The Hill - Congress Blog: The hard truth about reproductive health under Obama, by Jon O'Brien:
There’s no doubt that the election and reelection of Barack Obama will always and rightfully be remembered as groundbreaking, historical wins. However, for those who support women’s sexual and reproductive health and rights, his presidency has also been a profoundly disappointing one. . . .
Sunday, February 22, 2015
The New York Times: In Pre-Primary Pivot to Right, Walker Shifts Tone on Abortion, by Trip Gabriel:
It was a memorable political ad: Gov. Scott Walker of Wisconsin spoke directly into the camera in a 30-second spot last fall and called abortion an “agonizing” decision. He described himself as pro-life but, borrowing the language of the abortion rights movement, pointed to legislation he signed that leaves “the final decision to a woman and her doctor.”
That language was gone when Mr. Walker met privately with Iowa Republicans in a hotel conference room last month, according to a person who attended the meeting. There, he highlighted his early support for a “personhood amendment,” which defines life as beginning at conception and would effectively prohibit all abortions and some methods of birth control. . . .
Thursday, January 29, 2015
The New York Times (Taking Note blog): Tim Ryan’s Switch on Abortion Rights, by Dorothy Samuels:

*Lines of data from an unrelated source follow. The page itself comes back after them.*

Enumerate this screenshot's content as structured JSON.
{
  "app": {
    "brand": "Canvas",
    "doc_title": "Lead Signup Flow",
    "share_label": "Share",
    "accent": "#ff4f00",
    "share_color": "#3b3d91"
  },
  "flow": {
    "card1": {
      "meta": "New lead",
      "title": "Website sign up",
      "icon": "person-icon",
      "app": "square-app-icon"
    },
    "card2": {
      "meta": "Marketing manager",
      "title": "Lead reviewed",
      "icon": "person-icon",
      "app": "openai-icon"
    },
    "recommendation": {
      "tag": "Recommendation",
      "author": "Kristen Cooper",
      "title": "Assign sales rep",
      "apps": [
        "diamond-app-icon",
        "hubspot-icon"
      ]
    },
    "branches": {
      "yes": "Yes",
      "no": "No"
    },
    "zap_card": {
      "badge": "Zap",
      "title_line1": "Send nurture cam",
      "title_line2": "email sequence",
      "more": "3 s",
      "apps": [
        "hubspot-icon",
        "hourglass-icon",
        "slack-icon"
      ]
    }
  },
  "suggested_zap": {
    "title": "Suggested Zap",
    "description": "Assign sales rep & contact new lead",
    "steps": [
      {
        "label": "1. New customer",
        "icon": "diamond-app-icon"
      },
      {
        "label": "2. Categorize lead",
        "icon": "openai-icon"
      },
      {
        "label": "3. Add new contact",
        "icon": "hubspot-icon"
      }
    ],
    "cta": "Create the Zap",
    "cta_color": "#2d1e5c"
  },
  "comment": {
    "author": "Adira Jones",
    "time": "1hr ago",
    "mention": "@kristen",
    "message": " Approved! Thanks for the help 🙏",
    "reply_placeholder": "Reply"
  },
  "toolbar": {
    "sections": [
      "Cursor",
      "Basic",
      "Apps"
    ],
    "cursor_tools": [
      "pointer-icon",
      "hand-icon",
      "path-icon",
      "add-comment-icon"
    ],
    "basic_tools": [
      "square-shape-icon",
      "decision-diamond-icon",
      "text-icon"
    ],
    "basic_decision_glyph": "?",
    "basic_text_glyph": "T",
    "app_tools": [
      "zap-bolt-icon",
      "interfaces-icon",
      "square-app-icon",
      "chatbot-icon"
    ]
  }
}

Representative Tim Ryan, an Ohio Democrat who previously opposed abortion rights, has officially changed sides. He’s very welcome in the pro-choice camp. With reproductive freedom under attack in the Republican-led Congress and in G.O.P.-controlled state legislatures around the country, the embattled cause needs all the new supporters it can get. . . .